### WORK REQUIRED
From the data that follows, copy every line holding the string "color".

BEGIN DATA SHOWN

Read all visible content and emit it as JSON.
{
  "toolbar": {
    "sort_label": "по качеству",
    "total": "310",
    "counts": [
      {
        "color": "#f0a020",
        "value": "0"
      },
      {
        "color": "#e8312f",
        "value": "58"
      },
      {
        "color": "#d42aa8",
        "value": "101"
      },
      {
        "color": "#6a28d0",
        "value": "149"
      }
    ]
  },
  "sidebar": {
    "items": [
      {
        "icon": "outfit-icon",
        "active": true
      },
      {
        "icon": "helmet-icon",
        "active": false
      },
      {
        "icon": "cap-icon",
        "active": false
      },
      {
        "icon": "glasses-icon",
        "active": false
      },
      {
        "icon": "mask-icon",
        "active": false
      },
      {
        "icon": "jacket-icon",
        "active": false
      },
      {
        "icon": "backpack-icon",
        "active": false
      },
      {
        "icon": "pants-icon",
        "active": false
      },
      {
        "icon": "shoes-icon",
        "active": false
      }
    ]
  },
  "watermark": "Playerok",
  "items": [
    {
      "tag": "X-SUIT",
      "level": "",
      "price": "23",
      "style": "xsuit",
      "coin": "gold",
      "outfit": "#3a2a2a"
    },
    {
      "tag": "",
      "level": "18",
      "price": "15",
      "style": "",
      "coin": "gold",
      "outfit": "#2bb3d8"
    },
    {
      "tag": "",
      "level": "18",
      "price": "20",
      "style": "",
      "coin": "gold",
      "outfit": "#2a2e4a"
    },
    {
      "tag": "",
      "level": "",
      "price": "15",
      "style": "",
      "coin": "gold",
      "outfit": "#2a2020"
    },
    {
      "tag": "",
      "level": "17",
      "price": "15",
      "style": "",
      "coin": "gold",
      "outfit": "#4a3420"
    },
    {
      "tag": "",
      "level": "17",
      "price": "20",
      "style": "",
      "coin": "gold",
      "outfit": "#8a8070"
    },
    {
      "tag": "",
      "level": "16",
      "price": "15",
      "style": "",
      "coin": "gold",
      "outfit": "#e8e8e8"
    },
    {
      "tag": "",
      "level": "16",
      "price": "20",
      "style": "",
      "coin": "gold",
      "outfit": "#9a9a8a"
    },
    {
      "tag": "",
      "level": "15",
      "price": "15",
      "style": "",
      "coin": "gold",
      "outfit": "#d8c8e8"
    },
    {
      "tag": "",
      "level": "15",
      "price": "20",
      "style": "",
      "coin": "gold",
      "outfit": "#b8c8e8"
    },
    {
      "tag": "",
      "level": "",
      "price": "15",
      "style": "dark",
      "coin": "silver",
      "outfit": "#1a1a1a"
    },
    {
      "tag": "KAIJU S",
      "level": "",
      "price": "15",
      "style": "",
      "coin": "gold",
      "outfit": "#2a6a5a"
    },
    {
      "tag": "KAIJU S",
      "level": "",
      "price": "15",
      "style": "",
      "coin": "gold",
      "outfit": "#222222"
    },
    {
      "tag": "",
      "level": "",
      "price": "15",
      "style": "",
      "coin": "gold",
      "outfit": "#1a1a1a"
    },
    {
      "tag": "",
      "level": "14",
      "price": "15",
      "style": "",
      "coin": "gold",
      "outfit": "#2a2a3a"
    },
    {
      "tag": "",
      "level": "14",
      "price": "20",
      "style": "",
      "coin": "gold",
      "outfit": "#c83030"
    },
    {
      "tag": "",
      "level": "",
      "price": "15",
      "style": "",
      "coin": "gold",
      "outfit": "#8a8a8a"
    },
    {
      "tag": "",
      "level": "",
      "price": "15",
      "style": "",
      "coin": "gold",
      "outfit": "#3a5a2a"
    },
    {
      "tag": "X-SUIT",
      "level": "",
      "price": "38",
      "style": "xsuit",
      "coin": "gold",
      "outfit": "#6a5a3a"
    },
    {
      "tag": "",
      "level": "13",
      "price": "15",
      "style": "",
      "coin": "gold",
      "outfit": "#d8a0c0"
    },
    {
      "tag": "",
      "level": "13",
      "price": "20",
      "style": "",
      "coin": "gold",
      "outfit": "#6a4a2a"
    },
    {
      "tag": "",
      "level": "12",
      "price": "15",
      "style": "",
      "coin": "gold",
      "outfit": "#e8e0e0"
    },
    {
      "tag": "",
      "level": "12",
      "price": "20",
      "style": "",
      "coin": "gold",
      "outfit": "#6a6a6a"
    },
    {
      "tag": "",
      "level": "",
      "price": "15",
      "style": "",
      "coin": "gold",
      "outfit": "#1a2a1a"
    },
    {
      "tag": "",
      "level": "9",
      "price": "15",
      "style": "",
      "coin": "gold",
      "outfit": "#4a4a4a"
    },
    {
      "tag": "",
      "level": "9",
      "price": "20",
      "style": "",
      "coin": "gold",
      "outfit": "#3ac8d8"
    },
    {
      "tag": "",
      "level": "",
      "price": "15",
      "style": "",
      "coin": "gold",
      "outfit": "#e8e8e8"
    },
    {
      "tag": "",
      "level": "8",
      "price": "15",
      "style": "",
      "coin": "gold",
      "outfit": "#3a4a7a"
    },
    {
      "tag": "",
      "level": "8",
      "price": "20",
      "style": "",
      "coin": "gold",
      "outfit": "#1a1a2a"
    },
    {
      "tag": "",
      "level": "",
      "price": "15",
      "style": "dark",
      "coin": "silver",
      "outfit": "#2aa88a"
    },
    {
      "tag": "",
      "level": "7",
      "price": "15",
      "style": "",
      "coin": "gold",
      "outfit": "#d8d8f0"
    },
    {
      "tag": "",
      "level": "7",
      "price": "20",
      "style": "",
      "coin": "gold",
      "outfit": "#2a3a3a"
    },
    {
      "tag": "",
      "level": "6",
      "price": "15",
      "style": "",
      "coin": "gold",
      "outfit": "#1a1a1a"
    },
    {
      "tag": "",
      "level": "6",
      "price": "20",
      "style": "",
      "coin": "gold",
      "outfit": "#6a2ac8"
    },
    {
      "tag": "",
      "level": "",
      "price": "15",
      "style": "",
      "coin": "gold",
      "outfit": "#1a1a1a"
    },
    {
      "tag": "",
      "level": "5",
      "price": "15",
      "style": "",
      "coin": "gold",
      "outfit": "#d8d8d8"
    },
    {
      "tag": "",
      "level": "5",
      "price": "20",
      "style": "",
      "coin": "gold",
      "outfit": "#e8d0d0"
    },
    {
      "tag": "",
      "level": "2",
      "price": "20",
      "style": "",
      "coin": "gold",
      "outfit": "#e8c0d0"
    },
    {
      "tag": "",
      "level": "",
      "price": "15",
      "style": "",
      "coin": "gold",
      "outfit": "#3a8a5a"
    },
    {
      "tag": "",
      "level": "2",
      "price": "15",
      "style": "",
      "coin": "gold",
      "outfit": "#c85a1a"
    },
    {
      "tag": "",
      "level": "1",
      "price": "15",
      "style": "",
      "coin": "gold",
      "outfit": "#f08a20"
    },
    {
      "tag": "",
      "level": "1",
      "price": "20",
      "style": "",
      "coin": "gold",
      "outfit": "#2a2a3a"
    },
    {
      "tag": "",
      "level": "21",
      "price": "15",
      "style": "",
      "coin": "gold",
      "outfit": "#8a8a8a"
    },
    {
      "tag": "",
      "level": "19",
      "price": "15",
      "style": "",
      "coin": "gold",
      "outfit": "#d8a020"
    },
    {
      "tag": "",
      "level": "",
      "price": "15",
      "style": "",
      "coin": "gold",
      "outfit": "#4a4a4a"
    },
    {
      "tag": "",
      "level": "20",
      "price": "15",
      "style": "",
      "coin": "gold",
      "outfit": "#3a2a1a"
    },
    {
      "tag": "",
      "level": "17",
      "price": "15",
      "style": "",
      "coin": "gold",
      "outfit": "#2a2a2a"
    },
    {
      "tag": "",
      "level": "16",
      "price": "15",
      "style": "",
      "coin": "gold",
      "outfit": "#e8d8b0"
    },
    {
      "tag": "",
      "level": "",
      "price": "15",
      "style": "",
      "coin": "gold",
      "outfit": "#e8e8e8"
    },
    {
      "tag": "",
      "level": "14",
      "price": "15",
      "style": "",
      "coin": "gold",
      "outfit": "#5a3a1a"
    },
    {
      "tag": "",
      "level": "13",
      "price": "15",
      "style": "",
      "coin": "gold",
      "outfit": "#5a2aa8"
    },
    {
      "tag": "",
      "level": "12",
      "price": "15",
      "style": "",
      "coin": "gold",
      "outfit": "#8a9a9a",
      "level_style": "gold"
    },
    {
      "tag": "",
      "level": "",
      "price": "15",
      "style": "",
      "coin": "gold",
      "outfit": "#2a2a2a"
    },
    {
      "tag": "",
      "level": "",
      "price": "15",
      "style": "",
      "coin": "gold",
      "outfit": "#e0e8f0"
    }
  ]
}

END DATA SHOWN

### TASK OUTPUT
        "color": "#f0a020",
        "color": "#e8312f",
        "color": "#d42aa8",
        "color": "#6a28d0",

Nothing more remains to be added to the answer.